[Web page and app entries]

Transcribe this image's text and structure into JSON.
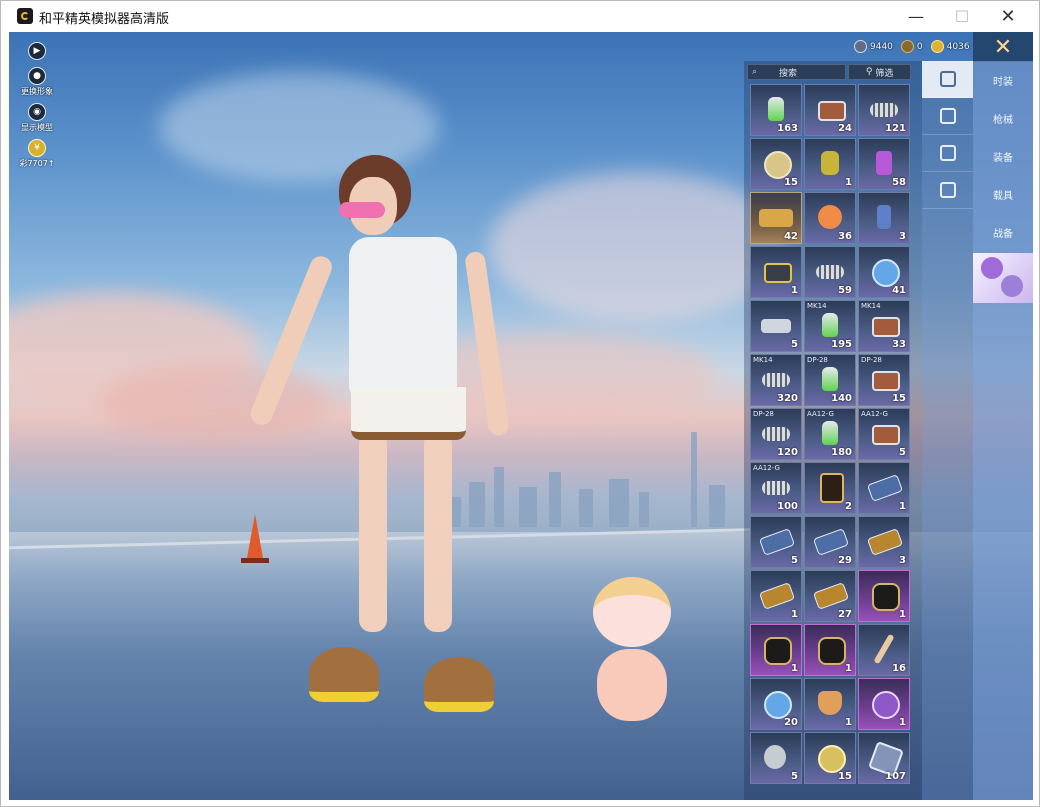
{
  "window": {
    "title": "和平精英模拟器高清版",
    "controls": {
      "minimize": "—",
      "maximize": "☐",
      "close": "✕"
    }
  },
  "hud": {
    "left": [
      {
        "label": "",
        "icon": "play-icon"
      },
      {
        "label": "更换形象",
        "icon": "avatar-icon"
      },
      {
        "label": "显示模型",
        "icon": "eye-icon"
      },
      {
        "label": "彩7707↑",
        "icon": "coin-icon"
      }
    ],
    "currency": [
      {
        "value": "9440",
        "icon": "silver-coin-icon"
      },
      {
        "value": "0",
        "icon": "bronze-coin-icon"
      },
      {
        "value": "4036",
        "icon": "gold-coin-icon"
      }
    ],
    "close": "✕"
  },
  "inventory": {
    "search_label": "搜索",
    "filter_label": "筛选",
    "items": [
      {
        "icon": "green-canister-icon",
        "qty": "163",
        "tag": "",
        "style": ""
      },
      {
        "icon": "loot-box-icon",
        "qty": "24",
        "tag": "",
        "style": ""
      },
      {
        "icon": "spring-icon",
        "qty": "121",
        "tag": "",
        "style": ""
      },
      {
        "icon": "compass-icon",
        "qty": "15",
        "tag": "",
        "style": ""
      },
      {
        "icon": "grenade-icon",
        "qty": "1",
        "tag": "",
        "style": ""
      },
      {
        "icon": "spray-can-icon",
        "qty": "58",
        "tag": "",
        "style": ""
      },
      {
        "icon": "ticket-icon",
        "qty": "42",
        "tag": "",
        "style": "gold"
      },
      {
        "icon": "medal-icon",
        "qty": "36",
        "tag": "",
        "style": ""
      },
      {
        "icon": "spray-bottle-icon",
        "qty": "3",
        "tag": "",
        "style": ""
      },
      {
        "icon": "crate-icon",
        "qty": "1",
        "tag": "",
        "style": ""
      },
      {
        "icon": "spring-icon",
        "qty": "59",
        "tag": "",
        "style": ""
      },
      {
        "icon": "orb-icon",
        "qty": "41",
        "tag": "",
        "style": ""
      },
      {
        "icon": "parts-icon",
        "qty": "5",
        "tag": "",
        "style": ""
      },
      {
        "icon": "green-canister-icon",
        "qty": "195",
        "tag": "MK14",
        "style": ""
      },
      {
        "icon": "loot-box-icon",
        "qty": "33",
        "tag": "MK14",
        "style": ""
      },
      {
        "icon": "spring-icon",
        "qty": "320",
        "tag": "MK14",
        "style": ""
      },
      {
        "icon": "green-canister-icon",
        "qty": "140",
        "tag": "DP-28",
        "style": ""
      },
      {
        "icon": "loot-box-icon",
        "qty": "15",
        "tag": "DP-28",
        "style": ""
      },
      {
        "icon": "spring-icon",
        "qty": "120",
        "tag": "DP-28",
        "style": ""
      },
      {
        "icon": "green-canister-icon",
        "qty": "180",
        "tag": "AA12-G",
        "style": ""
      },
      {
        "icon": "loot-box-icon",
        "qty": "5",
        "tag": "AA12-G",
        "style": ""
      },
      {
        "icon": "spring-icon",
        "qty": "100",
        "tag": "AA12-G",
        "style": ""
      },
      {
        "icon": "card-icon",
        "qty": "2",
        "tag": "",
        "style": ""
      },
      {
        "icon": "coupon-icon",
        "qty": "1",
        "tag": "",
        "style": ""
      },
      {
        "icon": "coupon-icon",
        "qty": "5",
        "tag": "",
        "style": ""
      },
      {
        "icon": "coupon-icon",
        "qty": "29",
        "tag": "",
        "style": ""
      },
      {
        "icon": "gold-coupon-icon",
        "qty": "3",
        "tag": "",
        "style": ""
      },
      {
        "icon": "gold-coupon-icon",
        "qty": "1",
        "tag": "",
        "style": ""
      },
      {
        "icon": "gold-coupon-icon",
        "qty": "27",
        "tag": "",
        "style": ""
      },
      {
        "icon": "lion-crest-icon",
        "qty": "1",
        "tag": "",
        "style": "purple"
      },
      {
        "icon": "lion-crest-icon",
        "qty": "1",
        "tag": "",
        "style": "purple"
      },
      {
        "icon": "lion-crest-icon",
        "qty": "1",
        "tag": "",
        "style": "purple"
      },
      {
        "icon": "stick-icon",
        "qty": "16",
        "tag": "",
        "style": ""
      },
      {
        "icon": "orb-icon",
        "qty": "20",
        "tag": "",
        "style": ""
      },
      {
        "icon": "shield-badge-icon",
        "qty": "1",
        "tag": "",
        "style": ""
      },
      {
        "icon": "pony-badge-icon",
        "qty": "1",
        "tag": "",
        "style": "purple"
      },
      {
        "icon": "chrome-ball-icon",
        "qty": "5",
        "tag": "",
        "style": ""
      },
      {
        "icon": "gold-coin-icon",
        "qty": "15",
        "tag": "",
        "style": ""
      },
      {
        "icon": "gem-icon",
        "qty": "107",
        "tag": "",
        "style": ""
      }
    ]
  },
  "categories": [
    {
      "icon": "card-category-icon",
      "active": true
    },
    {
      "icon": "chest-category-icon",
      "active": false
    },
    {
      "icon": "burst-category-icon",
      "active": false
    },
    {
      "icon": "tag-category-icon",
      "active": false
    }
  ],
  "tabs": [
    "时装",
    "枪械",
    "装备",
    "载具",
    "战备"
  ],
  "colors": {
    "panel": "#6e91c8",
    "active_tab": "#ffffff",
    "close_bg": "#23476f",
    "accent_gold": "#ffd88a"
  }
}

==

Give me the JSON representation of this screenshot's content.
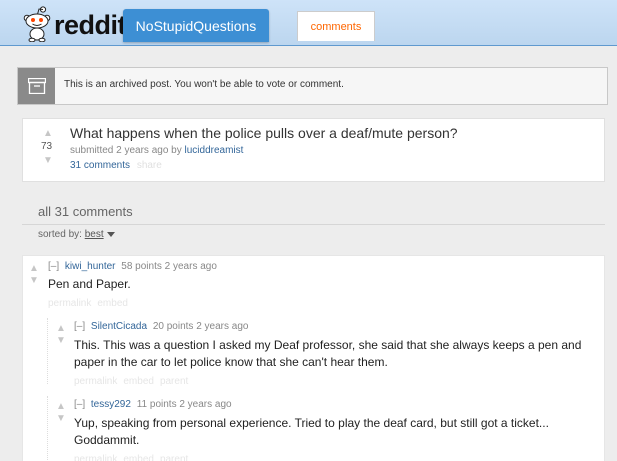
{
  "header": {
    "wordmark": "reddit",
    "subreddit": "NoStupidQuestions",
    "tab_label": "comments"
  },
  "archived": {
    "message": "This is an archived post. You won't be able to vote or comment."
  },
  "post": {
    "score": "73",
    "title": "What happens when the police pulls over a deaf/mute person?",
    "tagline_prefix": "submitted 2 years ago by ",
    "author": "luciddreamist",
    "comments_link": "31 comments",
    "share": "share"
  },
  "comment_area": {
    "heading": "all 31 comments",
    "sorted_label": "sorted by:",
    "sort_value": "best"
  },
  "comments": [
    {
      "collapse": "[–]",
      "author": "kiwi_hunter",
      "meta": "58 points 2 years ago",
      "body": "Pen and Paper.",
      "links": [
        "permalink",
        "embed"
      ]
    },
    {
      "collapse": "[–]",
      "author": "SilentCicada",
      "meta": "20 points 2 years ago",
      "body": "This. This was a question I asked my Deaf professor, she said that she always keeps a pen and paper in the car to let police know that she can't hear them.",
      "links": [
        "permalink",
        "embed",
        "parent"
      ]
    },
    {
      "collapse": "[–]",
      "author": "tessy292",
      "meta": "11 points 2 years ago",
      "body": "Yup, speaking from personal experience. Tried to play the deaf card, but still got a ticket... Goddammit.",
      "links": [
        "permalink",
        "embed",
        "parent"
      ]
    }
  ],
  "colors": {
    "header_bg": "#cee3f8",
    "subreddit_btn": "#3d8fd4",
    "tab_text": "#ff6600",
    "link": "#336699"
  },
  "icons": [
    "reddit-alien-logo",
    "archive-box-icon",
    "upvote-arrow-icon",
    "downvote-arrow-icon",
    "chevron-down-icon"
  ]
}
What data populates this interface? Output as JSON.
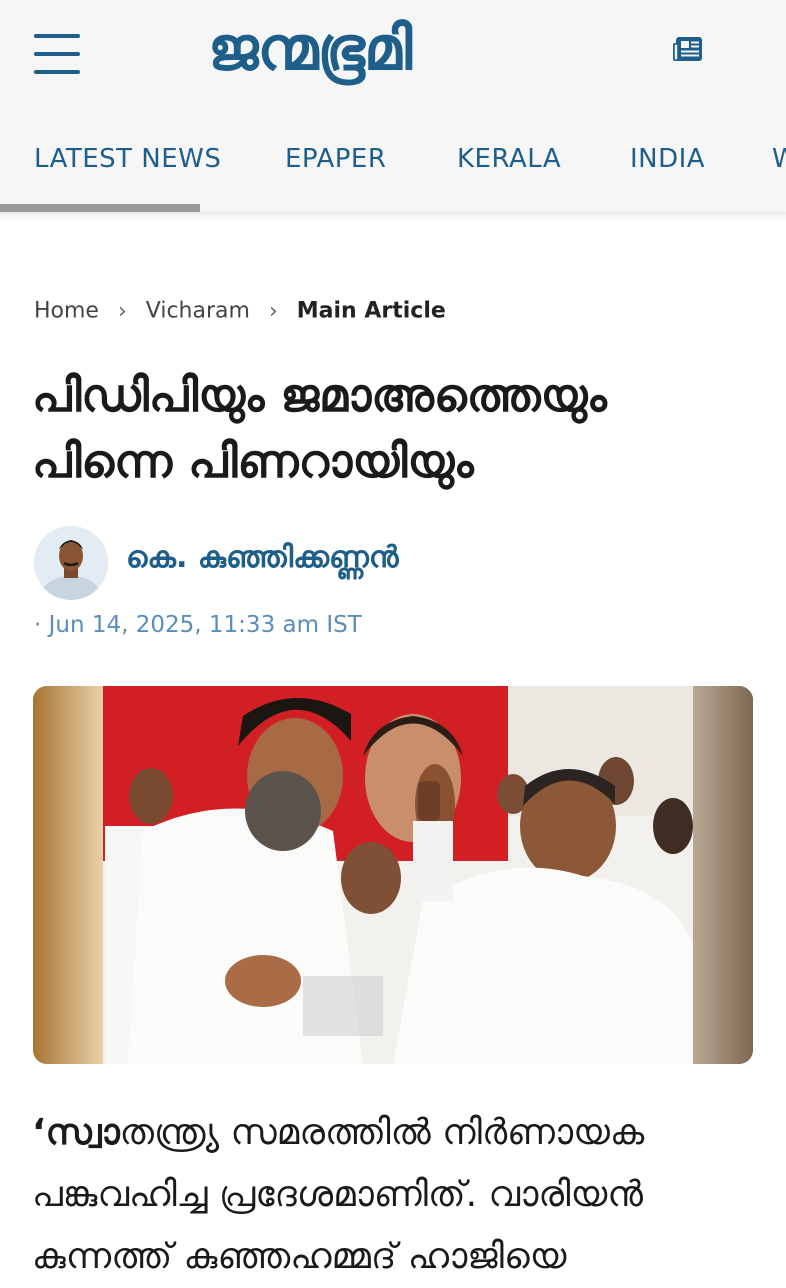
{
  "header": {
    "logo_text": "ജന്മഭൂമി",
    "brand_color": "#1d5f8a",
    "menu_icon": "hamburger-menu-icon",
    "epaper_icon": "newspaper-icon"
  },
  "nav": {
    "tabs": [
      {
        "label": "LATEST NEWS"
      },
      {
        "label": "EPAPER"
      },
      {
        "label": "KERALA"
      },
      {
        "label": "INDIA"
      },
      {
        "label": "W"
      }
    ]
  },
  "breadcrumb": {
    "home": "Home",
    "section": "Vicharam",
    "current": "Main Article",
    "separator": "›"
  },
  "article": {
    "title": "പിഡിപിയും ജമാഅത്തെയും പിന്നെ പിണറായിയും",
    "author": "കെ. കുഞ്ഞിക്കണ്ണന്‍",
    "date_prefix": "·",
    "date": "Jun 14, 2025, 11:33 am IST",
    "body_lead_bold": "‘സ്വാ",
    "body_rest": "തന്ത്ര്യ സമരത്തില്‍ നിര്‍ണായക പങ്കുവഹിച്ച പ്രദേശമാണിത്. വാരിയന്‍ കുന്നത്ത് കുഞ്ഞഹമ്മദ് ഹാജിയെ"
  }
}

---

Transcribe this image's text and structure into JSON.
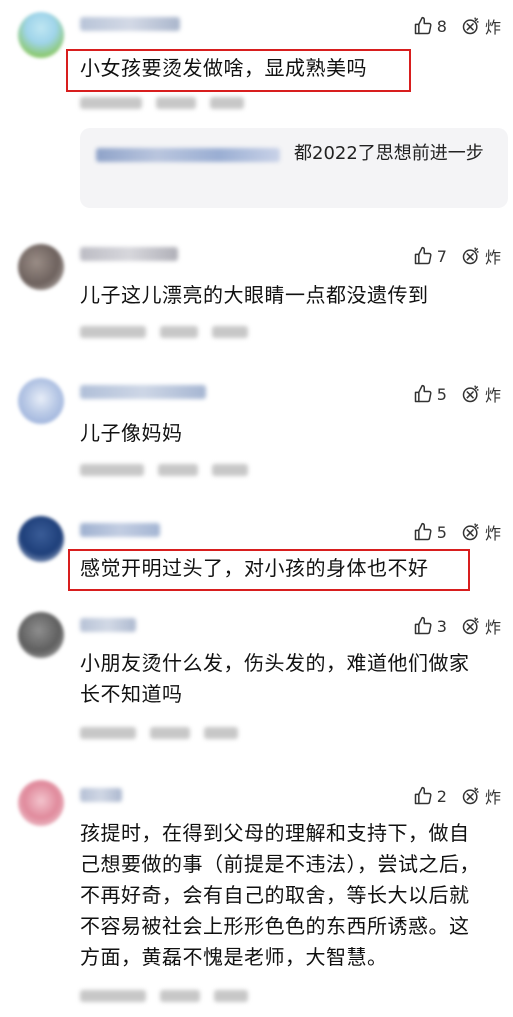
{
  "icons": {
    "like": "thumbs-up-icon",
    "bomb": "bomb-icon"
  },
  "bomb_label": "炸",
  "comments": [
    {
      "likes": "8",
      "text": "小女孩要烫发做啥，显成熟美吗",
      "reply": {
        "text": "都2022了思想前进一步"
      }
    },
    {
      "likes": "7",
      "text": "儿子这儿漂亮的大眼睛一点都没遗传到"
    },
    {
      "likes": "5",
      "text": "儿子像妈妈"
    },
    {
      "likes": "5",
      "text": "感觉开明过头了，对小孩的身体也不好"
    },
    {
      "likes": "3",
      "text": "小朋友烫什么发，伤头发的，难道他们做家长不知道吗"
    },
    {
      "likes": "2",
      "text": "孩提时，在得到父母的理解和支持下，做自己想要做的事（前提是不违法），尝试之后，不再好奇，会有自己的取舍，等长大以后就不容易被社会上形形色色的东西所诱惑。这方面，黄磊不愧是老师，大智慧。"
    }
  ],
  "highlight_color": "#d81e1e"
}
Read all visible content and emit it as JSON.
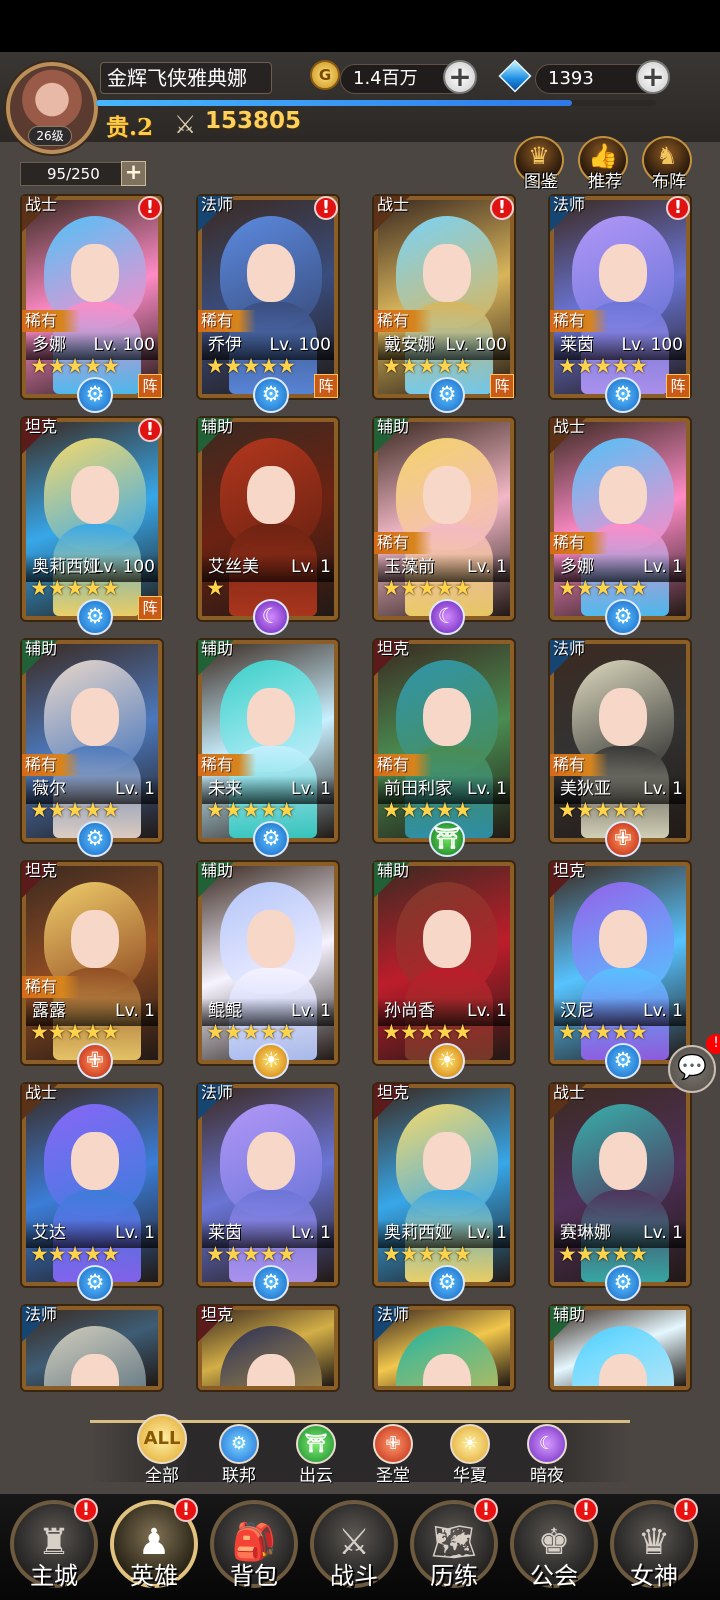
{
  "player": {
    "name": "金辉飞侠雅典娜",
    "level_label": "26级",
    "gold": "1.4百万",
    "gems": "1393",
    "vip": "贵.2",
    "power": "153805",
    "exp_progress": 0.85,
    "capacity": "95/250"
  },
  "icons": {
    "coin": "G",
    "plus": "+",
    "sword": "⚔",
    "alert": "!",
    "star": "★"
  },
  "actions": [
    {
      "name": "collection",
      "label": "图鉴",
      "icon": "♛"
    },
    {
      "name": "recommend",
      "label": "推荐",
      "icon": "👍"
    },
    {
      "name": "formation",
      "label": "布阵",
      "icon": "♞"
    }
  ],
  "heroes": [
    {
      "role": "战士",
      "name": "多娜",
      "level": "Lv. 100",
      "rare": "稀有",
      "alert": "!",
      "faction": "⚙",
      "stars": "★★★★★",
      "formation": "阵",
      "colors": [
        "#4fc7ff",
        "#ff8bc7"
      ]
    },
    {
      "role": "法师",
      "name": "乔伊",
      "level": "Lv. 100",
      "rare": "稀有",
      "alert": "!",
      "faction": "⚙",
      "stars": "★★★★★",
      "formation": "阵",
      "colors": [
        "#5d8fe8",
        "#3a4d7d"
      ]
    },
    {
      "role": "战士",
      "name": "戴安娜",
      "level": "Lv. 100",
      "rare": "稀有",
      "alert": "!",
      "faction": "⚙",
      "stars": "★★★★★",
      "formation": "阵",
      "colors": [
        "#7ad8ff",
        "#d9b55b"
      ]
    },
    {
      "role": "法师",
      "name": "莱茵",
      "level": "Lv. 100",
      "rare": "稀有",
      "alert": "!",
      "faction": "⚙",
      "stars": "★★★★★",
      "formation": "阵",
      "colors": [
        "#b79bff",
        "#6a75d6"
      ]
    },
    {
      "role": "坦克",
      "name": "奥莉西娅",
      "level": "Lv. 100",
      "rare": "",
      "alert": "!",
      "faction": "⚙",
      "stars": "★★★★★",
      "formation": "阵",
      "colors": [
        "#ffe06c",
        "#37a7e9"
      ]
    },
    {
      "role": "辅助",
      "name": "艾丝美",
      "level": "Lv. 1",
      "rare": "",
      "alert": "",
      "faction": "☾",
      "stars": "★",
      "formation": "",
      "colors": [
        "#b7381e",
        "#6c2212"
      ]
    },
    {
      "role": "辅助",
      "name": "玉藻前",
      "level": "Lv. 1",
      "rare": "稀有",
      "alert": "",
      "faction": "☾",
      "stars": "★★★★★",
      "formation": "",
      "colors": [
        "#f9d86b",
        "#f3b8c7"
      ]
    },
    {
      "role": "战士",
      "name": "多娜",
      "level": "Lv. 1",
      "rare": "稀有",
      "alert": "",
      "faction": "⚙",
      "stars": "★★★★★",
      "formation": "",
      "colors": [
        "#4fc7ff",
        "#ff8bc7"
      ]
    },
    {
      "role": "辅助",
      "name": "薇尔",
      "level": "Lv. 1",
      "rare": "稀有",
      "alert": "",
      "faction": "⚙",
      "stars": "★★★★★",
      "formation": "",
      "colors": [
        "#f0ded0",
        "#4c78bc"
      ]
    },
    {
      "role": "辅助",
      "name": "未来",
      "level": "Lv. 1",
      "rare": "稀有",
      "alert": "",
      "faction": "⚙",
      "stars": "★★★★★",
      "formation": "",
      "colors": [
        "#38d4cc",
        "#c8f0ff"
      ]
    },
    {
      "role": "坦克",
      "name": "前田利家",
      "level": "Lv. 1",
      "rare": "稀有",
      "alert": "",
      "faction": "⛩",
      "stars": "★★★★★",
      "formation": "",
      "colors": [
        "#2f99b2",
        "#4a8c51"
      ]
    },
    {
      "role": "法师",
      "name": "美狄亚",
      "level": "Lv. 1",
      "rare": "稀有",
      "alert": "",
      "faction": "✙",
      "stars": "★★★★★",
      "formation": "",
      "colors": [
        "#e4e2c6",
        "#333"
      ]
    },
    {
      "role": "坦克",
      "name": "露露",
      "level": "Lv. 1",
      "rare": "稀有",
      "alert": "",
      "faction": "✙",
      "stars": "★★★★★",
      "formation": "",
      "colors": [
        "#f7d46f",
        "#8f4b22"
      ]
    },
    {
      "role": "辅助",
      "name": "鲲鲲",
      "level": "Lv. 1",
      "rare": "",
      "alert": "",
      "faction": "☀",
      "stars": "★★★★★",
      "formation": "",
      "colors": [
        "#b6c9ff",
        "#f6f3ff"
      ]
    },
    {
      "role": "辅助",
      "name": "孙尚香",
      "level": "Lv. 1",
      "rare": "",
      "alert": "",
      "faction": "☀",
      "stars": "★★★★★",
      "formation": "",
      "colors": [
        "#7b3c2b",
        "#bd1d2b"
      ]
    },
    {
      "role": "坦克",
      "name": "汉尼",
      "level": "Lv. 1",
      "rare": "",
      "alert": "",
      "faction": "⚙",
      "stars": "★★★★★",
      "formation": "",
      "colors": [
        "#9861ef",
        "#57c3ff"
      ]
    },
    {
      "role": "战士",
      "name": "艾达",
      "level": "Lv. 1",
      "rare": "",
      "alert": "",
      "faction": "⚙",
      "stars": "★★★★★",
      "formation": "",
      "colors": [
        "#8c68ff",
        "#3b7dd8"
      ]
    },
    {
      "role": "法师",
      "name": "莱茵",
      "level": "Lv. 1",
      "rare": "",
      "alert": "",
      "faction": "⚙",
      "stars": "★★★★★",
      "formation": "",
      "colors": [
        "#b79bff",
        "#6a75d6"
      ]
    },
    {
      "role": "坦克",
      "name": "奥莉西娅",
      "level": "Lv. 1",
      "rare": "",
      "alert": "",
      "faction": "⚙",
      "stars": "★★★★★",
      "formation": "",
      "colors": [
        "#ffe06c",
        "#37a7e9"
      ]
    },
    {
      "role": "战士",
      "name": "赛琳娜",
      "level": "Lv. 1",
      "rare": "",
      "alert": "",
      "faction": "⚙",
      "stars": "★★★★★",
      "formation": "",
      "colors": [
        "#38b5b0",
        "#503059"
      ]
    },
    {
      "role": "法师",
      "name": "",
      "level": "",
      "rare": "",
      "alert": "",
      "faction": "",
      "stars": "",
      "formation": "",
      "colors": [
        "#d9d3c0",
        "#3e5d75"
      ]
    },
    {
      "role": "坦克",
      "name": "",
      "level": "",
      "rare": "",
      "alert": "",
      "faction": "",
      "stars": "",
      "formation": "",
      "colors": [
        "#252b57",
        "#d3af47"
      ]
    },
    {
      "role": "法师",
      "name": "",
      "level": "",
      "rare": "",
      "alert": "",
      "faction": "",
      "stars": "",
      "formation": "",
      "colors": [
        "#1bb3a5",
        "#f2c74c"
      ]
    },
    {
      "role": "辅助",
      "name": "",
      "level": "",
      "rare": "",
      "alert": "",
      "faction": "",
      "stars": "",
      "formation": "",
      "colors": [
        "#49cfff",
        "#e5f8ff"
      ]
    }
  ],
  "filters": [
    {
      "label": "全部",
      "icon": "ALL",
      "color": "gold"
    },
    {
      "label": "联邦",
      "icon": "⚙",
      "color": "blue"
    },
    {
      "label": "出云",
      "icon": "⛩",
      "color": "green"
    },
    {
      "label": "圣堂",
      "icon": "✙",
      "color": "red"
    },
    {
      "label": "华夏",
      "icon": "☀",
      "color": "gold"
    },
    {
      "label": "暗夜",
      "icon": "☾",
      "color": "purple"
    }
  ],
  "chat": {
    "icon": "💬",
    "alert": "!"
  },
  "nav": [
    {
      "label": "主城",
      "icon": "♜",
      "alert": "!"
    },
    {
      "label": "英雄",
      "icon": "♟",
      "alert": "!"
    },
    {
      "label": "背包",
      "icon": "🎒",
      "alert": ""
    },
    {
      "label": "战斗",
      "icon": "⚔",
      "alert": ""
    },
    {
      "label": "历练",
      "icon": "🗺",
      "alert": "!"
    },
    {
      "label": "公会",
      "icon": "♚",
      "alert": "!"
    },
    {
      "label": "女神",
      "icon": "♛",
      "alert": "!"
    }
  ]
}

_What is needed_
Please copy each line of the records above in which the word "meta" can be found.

_Solution to this problem_
      "meta": "58 points 2 years ago",
      "meta": "20 points 2 years ago",
      "meta": "11 points 2 years ago",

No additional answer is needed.